I think it will be a long time before we see pre-pandemic levels of foot traffic at retail stores. Just because people CAN go out, doesn't mean all will. Many will still be too afraid to shop anywhere but online.

Alpha Stockman 1 month ago Member's comment

Sounds like #DIllards wouldn't have done great even had we been spared the pandemic.

PennyWiser 1 month ago Author's comment

I reckon the department store industry was struggling from competition with online channels like Amazon as well as discount retailers. The pandemic just aggravated the situation to a grinding halt. It would, in a way, be quite helpful for the industry I believe. As the industry would be looking to make several changes, with #Macy's closing several non-profitable stores and so on.

Angry Old Lady 1 month ago Member's comment

Wait a minute, you think the pandemic was good for the retail industry? #Macy's ($M) can close non-profitable stores when there's no pandemic going on.

PennyWiser 1 month ago Author's comment

That was not the context out of it. The pandemic has brought the world on their heels as well as the department stores who has been one of the hardest hit and the pandemic has claimed several casualties in terms of JC Penney and J Crew. I believe a somewhat silver lining every crisis gives is an opportunity to structurally change and just think the ones that will come out of the storm would be much leaner and hopefully more fitter to compete in the space.
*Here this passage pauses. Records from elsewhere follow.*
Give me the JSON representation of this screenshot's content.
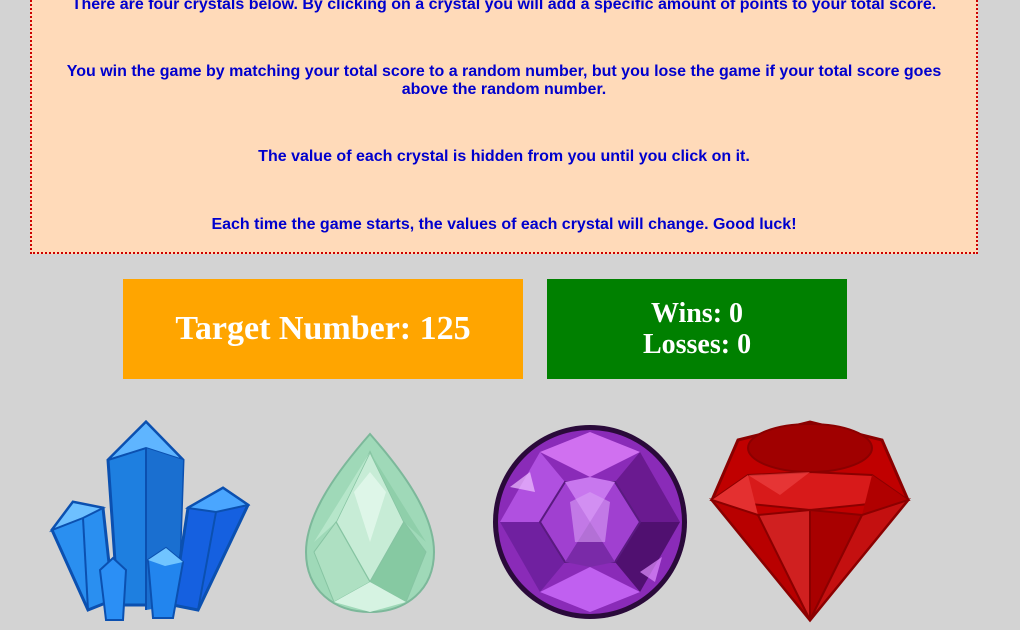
{
  "instructions": {
    "line1": "There are four crystals below. By clicking on a crystal you will add a specific amount of points to your total score.",
    "line2": "You win the game by matching your total score to a random number, but you lose the game if your total score goes above the random number.",
    "line3": "The value of each crystal is hidden from you until you click on it.",
    "line4": "Each time the game starts, the values of each crystal will change. Good luck!"
  },
  "target": {
    "label": "Target Number:",
    "value": "125"
  },
  "record": {
    "wins_label": "Wins:",
    "wins": "0",
    "losses_label": "Losses:",
    "losses": "0"
  },
  "crystals": [
    {
      "name": "blue-crystal-cluster",
      "color": "#1e90ff"
    },
    {
      "name": "green-teardrop-gem",
      "color": "#a8dcc0"
    },
    {
      "name": "purple-round-gem",
      "color": "#9932cc"
    },
    {
      "name": "red-ruby-gem",
      "color": "#cc0000"
    }
  ],
  "colors": {
    "background": "#d3d3d3",
    "instructions_bg": "#ffdab9",
    "instructions_text": "#0000cd",
    "instructions_border": "#cc0000",
    "target_bg": "#ffa500",
    "record_bg": "#008000"
  }
}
But that goes without saying that it has wreaked absolute havoc on the people, economy and the department store industry in general.